The current EPA definition of a large CAFO is as follows:
• 1,000 cattle
• 2,500 swine
• 55,000 turkeys
• 125,000 chickens
• 82,000 layers
Specific CAFOs tend to be heavily concentrated by geography.
Dairies: California and Idaho
Cattle: Texas and Kansas
Broilers: Chesapeake Bay, Arkansas, Alabama, Georgia, Kentucky, North Carolina
Eggs: Iowa, Ohio
Pig: Iowa, North Carolina
Modern industrial slaughterhouses kill at an incredible pace, “processing” as many as 360,000 pigs a day. CAFOs also generate waste of epic proportions. According to Daniel Imhoff, it’s not uncommon for a CAFO on 100 acres to generate the same amount of sewage as a city of 100,000 people. The key environmental difference between the city and the CAFO is that CAFOs aren’t required to set up carefully monitored sewage treatment plants.
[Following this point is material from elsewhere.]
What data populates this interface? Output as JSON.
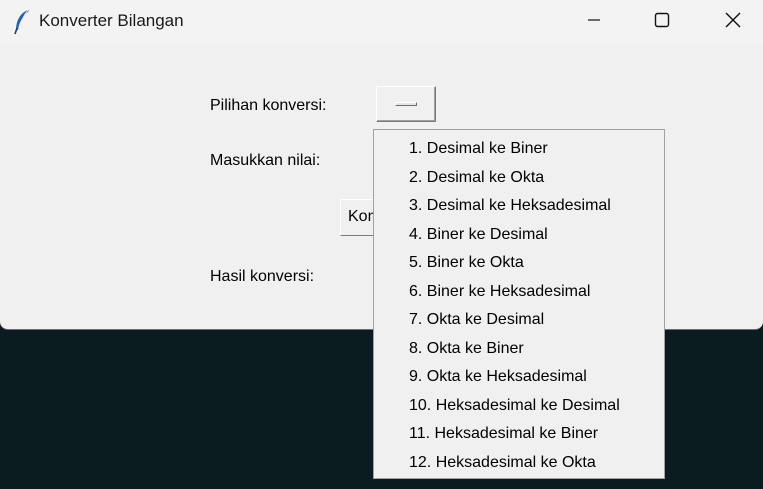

Instead, the manure lagoons are allowed to seep into our groundwater and evaporate into our atmosphere.
Beyond the lack of regulations regarding waste, CAFOs toe a fine line between factory regulations and farm regulations, embracing whichever definition is to their benefit.
Because CAFOs are regarded as farms, not industries, they have a free pass on certain air and water emissions. And yet, despite being regarded as farms, the Animal Welfare Act doesn’t apply to their animals (as it does for pets, exhibition animals, and research animals).
Factory farming has no traditions, rules, or decency. It’s an abandonment of natural animal husbandry and rural values: we have abdicated our moral compass to the owners of factory food production. For those who argue “This is an inevitable stage of efficiency”, these authors respond by saying that we could treat many other things in life more efficiently if we didn’t have ethical restraints. Are there no ethical boundaries anymore?
As Matthew Scully says:
“If reason and morality is what sets us apart from other animals, THEN reason and morality must guide us in how we treat them. What makes a human a human is precisely the ability to understand that the suffering of an animal is more important than the taste of a treat.”
We can’t just take from these creatures—we must give them something in return. Whether or not we choose to eat them, we should be able to agree that animals deserve certain species-specific freedoms like the ability to turn around, stand up, and breathe fresh air. (And yes, that is an incredibly low bar.)